I’m familiar with Space Science Series textbooks at all levels, having become general editor of the series in 2000 and producing 10 volumes so far. (My predecessor and series founder, the late Tom Gehrels, prolifically produced 30 volumes.) These books are not for the faint of heart! Each is written for the level of a beginning graduate student who has completed at least a bachelor’s degree in physics, chemistry, planetary science or other intersecting field. My job as general editor is to carefully select the individual book editors and challenge them and their chapter authors to write what we know, how we know it, and where we are going in the future.

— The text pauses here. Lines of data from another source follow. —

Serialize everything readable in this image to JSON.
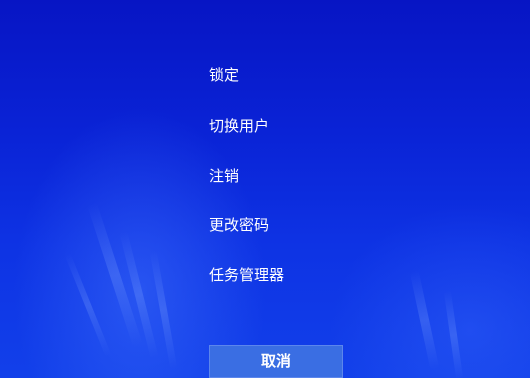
{
  "menu": {
    "items": [
      {
        "label": "锁定"
      },
      {
        "label": "切换用户"
      },
      {
        "label": "注销"
      },
      {
        "label": "更改密码"
      },
      {
        "label": "任务管理器"
      }
    ]
  },
  "cancel": {
    "label": "取消"
  },
  "colors": {
    "background": "#0a23d6",
    "button": "#3a6ee3",
    "text": "#ffffff"
  }
}
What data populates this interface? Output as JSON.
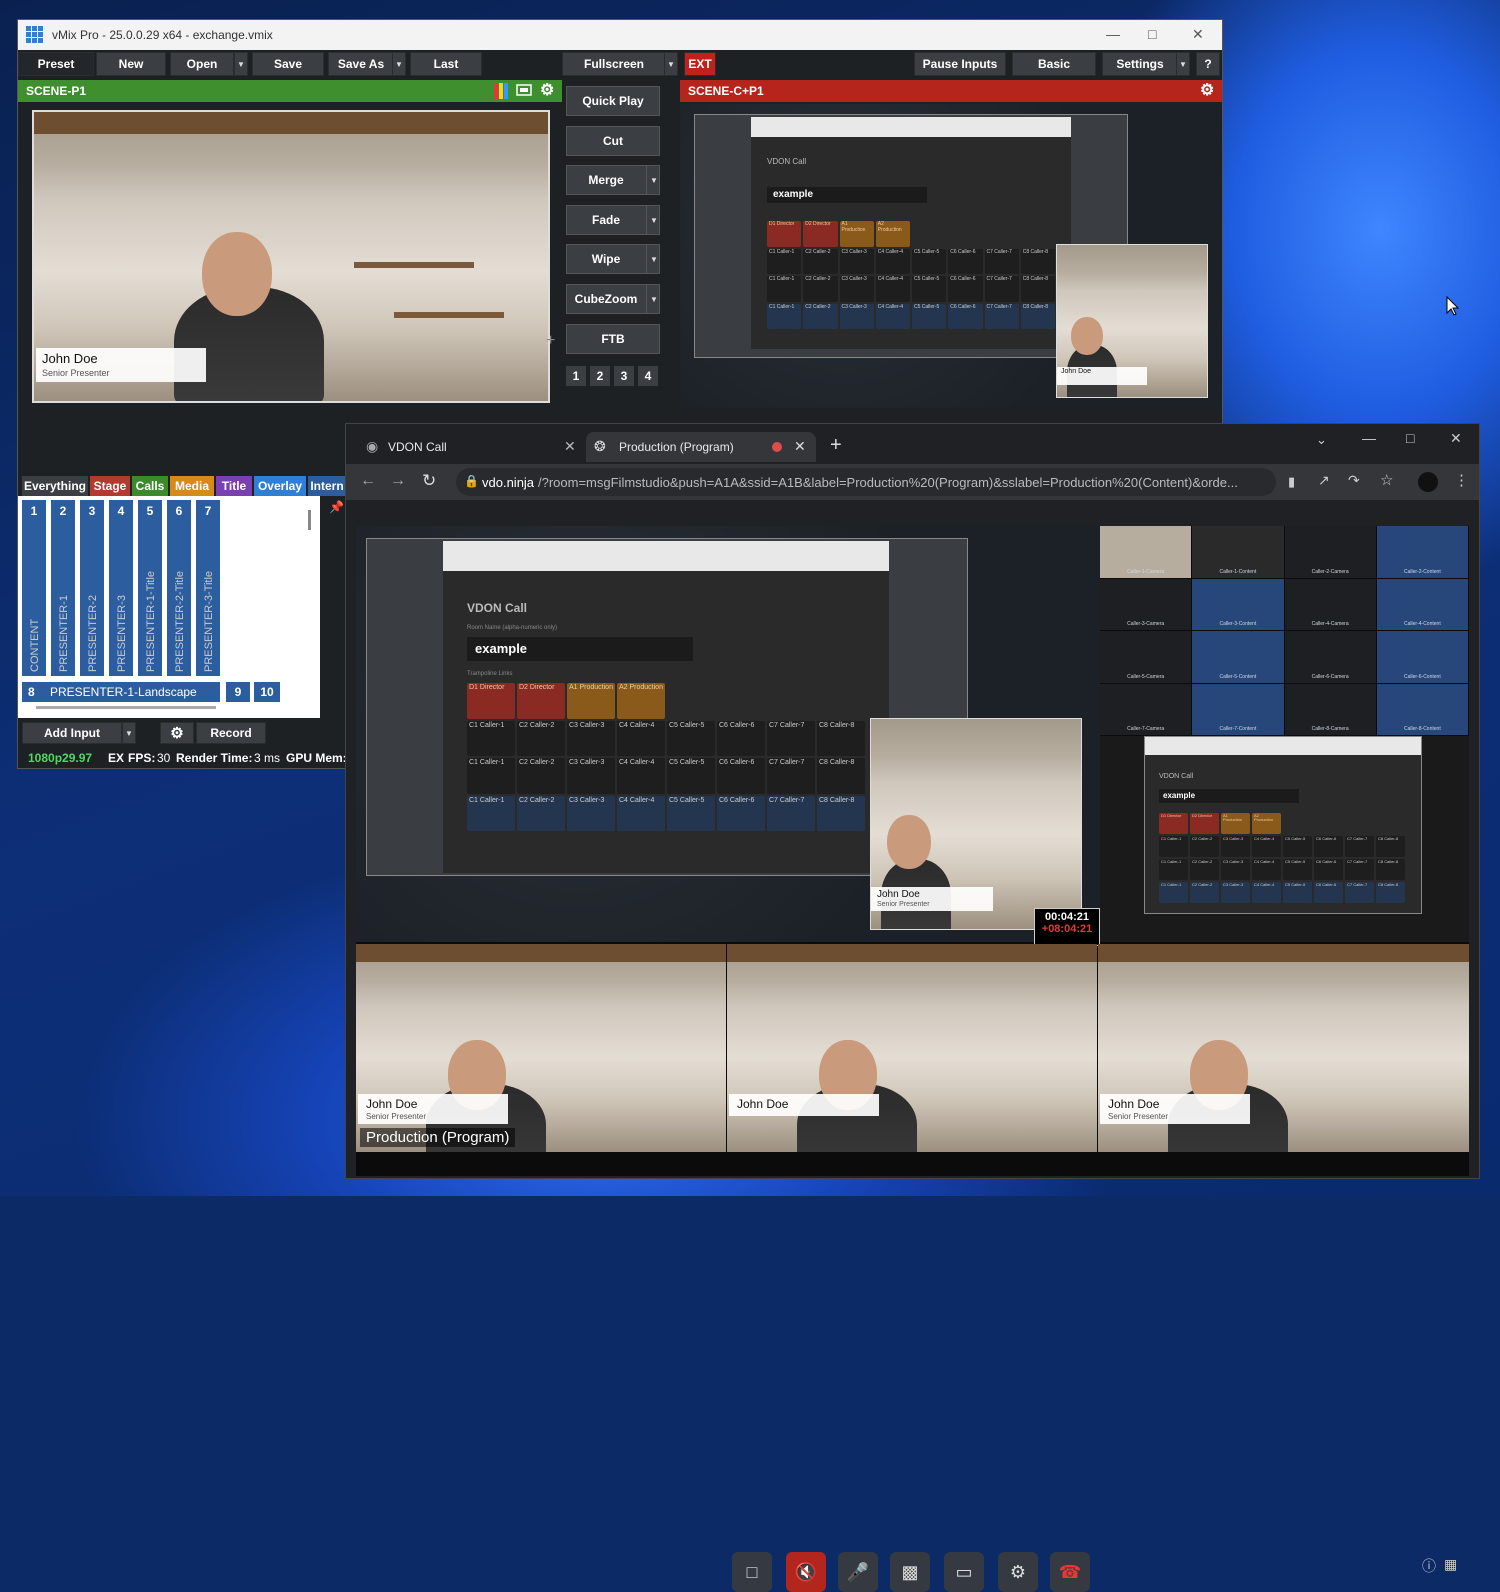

As a member of the New Horizons team, I am pleased that we are able to announce a new Space Science Series book, “Pluto After New Horizons” (as we are informally calling this sequel), that will begin taking shape in 2018 with a target publication date in 2020. That may seem like a ways in the future, but to those of us trying to make sense of all that the New Horizons data are telling us, that date seems to be coming way too fast. Mission Principal Investigator Alan Stern will again head the editing team and I will be joining him, with additional editor slots to be named later.

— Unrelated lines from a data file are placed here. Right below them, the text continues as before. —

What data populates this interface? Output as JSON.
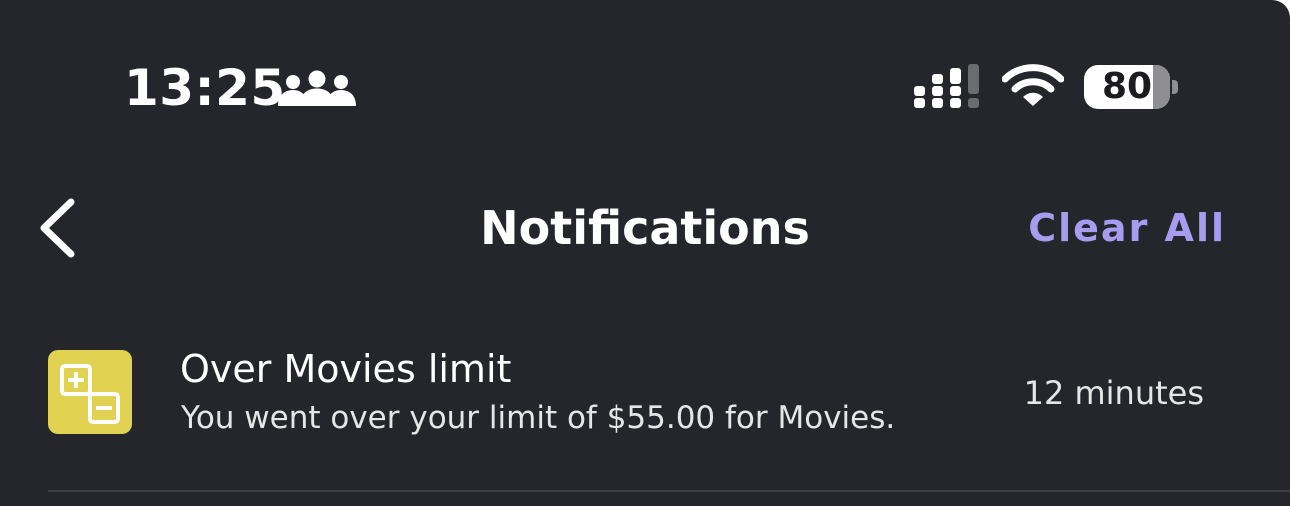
{
  "status_bar": {
    "time": "13:25",
    "focus_icon": "people-icon",
    "signal_icon": "cellular-signal-icon",
    "wifi_icon": "wifi-icon",
    "battery_level": "80",
    "battery_fraction": 0.8
  },
  "nav": {
    "back_icon": "chevron-left-icon",
    "title": "Notifications",
    "clear_all_label": "Clear All"
  },
  "notifications": [
    {
      "icon": "budget-plus-minus-icon",
      "title": "Over Movies limit",
      "message": "You went over your limit of $55.00 for Movies.",
      "time": "12 minutes"
    }
  ],
  "colors": {
    "background": "#24262b",
    "accent": "#a99cf0",
    "icon_tile": "#e2d252",
    "text_primary": "#ffffff",
    "text_secondary": "#e6e6e8",
    "divider": "#3e4046"
  }
}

The challenge to construct “Pluto after New Horizons” is daunting. We have to discern and decode, as best we can, what the massive returned data set is telling us. In fewer than 30 chapters we have to cover topics ranging from the interior of Pluto and its surface processes, to its atmosphere and its near-space environment. And we can’t ignore Pluto’s largest moon, Charon, and the system of smaller satellites Styx, Nix, Kerberos and Hydra, who each need their story told.

With no mission to Pluto in the immediate forecast, the foundation of knowledge we build into this book will probably reign for decades. And just as “Pluto and Charon” in 1997 was the scientific foundation upon which mission plans were built with New Horizons as the capstone, we hope to make “Pluto After New Horizons” a textbook that lays the cornerstone for what will become the next era of Pluto spacecraft exploration.

Richard Binzel and Alan Stern with the 1997 book “Pluto and Charon,”

Richard Binzel (left) and New Horizons Principal Investigator Alan Stern with the 1997 book “Pluto and Charon,” which the mission team used more than any other text to form New Horizons’ science objectives. Plans are in the works for a sequel, tentatively titled “Pluto after New Horizons,” that would set the stage for the next generation of Pluto explorers. Credits: SwRI/Cindy Conrad